1911. and on top of this hypothesis a bizarre world is constructed. in the face of the manifest complexity of the world. if I am not mistaken. They should learn how to present ideas clearly to all kinds of audiences. the acumen of their philosophical predecessors and non-philosophical contemporaries. As was once the case in physics. meticulous.The major parts of twentieth century philosophy thus end in defeat. will be inductive. 8 . explanatory adequacy. B. Like scientists. They should trust to common sense. This is the method that inspires analytic realism and it is the only method. Bulletin de la société française de philosophie. philosophers should be humble. using topicneutral skills and knowledge to bridge compartments in knowledge. however complex. The tried and tested traditional reaction to defeat is to rally round the flag. detailed work has too often been neglected. 53-61. our emphases) The honest pioneering spirit of the early and constructive phase of AP had its close parallels also in the early phenomenologists. and constrained simplicity. they should cooperate with one another other and with other disciplines. there is no effort to compare this world with the real world. the truth. and be wary of the assumption that everything new is better. and not just to fellow afficionados of the fake barn. Reference Russell. aiming at theoretical comprehensiveness. as ever. in philosophy as in science. and their own fallibility. They should prize the theoretical virtues of consistency. “Le réalisme analytique”. Philosophers should learn and practise their analytical skills. And it is precisely this spirit that must be rekindled. analytic clarity. What Russell said almost a hundred years ago is. be aware of the historical depth and pitfalls of the ideas they are manipulating.
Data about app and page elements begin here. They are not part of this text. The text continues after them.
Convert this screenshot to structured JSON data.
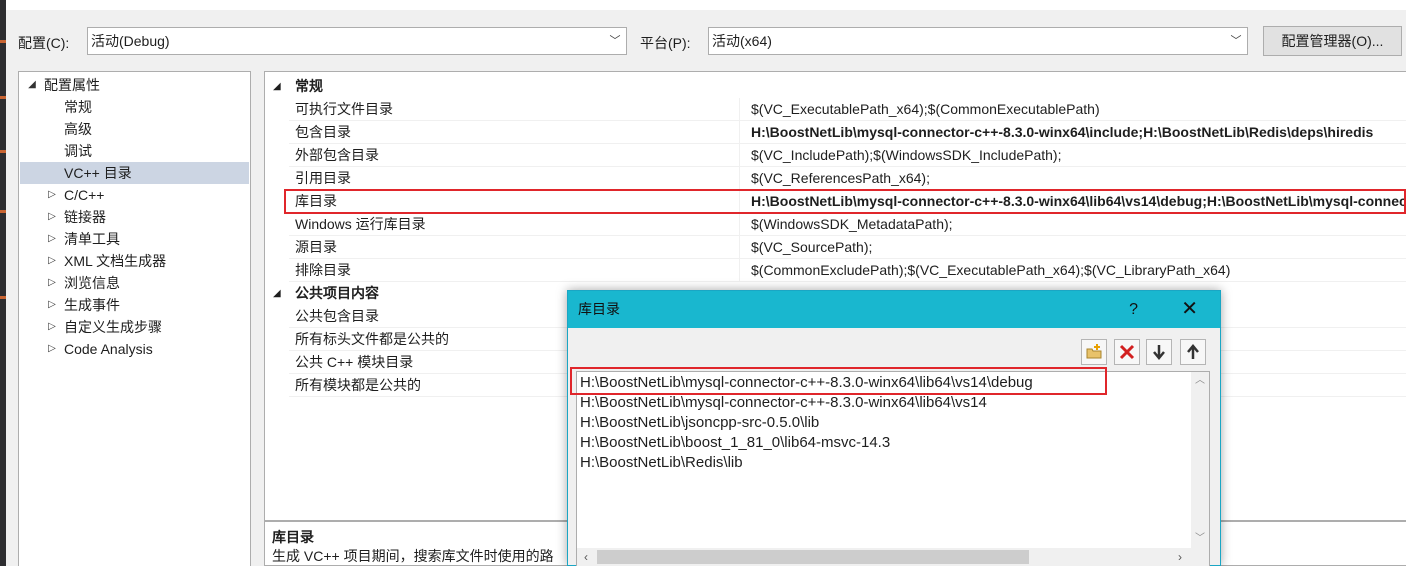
{
  "header": {
    "config_label": "配置(C):",
    "config_value": "活动(Debug)",
    "platform_label": "平台(P):",
    "platform_value": "活动(x64)",
    "config_manager_button": "配置管理器(O)..."
  },
  "tree": {
    "items": [
      {
        "label": "配置属性",
        "glyph": "◢"
      },
      {
        "label": "常规"
      },
      {
        "label": "高级"
      },
      {
        "label": "调试"
      },
      {
        "label": "VC++ 目录"
      },
      {
        "label": "C/C++",
        "glyph": "▷"
      },
      {
        "label": "链接器",
        "glyph": "▷"
      },
      {
        "label": "清单工具",
        "glyph": "▷"
      },
      {
        "label": "XML 文档生成器",
        "glyph": "▷"
      },
      {
        "label": "浏览信息",
        "glyph": "▷"
      },
      {
        "label": "生成事件",
        "glyph": "▷"
      },
      {
        "label": "自定义生成步骤",
        "glyph": "▷"
      },
      {
        "label": "Code Analysis",
        "glyph": "▷"
      }
    ]
  },
  "grid": {
    "categories": [
      {
        "label": "常规",
        "glyph": "◢"
      },
      {
        "label": "公共项目内容",
        "glyph": "◢"
      }
    ],
    "rows": [
      {
        "name": "可执行文件目录",
        "value": "$(VC_ExecutablePath_x64);$(CommonExecutablePath)"
      },
      {
        "name": "包含目录",
        "value": "H:\\BoostNetLib\\mysql-connector-c++-8.3.0-winx64\\include;H:\\BoostNetLib\\Redis\\deps\\hiredis"
      },
      {
        "name": "外部包含目录",
        "value": "$(VC_IncludePath);$(WindowsSDK_IncludePath);"
      },
      {
        "name": "引用目录",
        "value": "$(VC_ReferencesPath_x64);"
      },
      {
        "name": "库目录",
        "value": "H:\\BoostNetLib\\mysql-connector-c++-8.3.0-winx64\\lib64\\vs14\\debug;H:\\BoostNetLib\\mysql-connector"
      },
      {
        "name": "Windows 运行库目录",
        "value": "$(WindowsSDK_MetadataPath);"
      },
      {
        "name": "源目录",
        "value": "$(VC_SourcePath);"
      },
      {
        "name": "排除目录",
        "value": "$(CommonExcludePath);$(VC_ExecutablePath_x64);$(VC_LibraryPath_x64)"
      }
    ],
    "common_rows": [
      {
        "name": "公共包含目录"
      },
      {
        "name": "所有标头文件都是公共的"
      },
      {
        "name": "公共 C++ 模块目录"
      },
      {
        "name": "所有模块都是公共的"
      }
    ]
  },
  "description": {
    "title": "库目录",
    "text": "生成 VC++ 项目期间，搜索库文件时使用的路"
  },
  "dialog": {
    "title": "库目录",
    "help": "?",
    "close": "✕",
    "paths": [
      "H:\\BoostNetLib\\mysql-connector-c++-8.3.0-winx64\\lib64\\vs14\\debug",
      "H:\\BoostNetLib\\mysql-connector-c++-8.3.0-winx64\\lib64\\vs14",
      "H:\\BoostNetLib\\jsoncpp-src-0.5.0\\lib",
      "H:\\BoostNetLib\\boost_1_81_0\\lib64-msvc-14.3",
      "H:\\BoostNetLib\\Redis\\lib"
    ]
  },
  "colors": {
    "accent": "#19b7cf",
    "highlight": "#e0262b",
    "selection": "#ccd5e3"
  },
  "icons": [
    "new-line-icon",
    "delete-icon",
    "move-down-icon",
    "move-up-icon",
    "chevron-down-icon",
    "close-icon",
    "help-icon"
  ]
}
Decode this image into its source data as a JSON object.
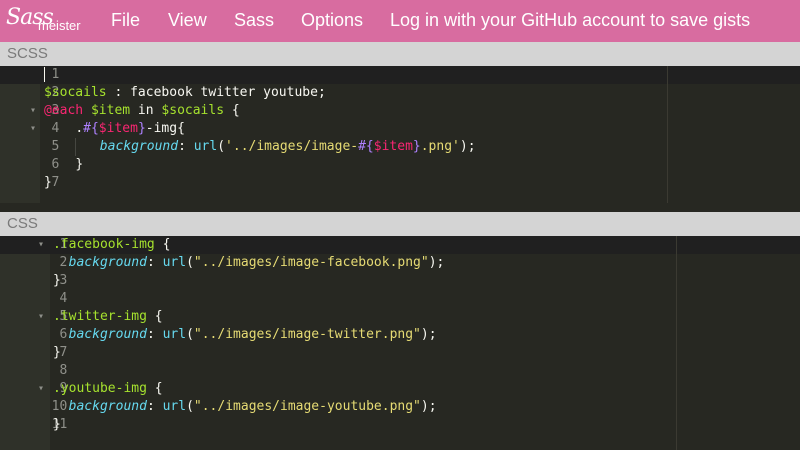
{
  "nav": {
    "logo_script": "Sass",
    "logo_word": "meister",
    "items": [
      "File",
      "View",
      "Sass",
      "Options",
      "Log in with your GitHub account to save gists"
    ]
  },
  "scss_pane": {
    "header": "SCSS",
    "lines": [
      {
        "n": "1",
        "fold": false
      },
      {
        "n": "2",
        "fold": false
      },
      {
        "n": "3",
        "fold": true
      },
      {
        "n": "4",
        "fold": true
      },
      {
        "n": "5",
        "fold": false
      },
      {
        "n": "6",
        "fold": false
      },
      {
        "n": "7",
        "fold": false
      }
    ],
    "code": {
      "l2": {
        "var": "$socails",
        "rest": " : facebook twitter youtube;"
      },
      "l3": {
        "kw": "@each",
        "sp": " ",
        "var": "$item",
        "in": " in ",
        "var2": "$socails",
        "brace": " {"
      },
      "l4": {
        "dot": ".",
        "hash": "#{",
        "var": "$item",
        "close": "}",
        "rest": "-img{"
      },
      "l5": {
        "prop": "background",
        "colon": ": ",
        "fn": "url",
        "open": "(",
        "str1": "'../images/image-",
        "interp_open": "#{",
        "var": "$item",
        "interp_close": "}",
        "str2": ".png'",
        "close": ");"
      },
      "l6": "}",
      "l7": "}"
    }
  },
  "css_pane": {
    "header": "CSS",
    "lines": [
      {
        "n": "1",
        "fold": true
      },
      {
        "n": "2",
        "fold": false
      },
      {
        "n": "3",
        "fold": false
      },
      {
        "n": "4",
        "fold": false
      },
      {
        "n": "5",
        "fold": true
      },
      {
        "n": "6",
        "fold": false
      },
      {
        "n": "7",
        "fold": false
      },
      {
        "n": "8",
        "fold": false
      },
      {
        "n": "9",
        "fold": true
      },
      {
        "n": "10",
        "fold": false
      },
      {
        "n": "11",
        "fold": false
      }
    ],
    "code": {
      "l1": {
        "sel": ".facebook-img",
        "brace": " {"
      },
      "l2": {
        "prop": "background",
        "colon": ": ",
        "fn": "url",
        "open": "(",
        "str": "\"../images/image-facebook.png\"",
        "close": ");"
      },
      "l3": "}",
      "l5": {
        "sel": ".twitter-img",
        "brace": " {"
      },
      "l6": {
        "prop": "background",
        "colon": ": ",
        "fn": "url",
        "open": "(",
        "str": "\"../images/image-twitter.png\"",
        "close": ");"
      },
      "l7": "}",
      "l9": {
        "sel": ".youtube-img",
        "brace": " {"
      },
      "l10": {
        "prop": "background",
        "colon": ": ",
        "fn": "url",
        "open": "(",
        "str": "\"../images/image-youtube.png\"",
        "close": ");"
      },
      "l11": "}"
    }
  },
  "colors": {
    "topbar": "#d86ca0",
    "editor_bg": "#272822",
    "gutter_bg": "#2f3129",
    "pane_header_bg": "#d4d4d4"
  }
}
The true method. and try to understand its implications. and beware celebrity. 11. frustrating and unlovely it may be. But above all they should lift their heads above philosophy: study and respect good science and good practice. Above all. by which philosophy will succeed in obtaining results which are as solid as those of science (Russell 1911 61. avoid bullshit. so much so that a century ago there existed no gulf between them. and seek funding for cooperative research. there has been too little patience. timely: There have been far too many heroic solutions in philosophy. and will not believe that it is the duty of every philosopher to solve every problem by himself. But with this humility they should be unwaveringly resolved to discover. a hypothesis is invented.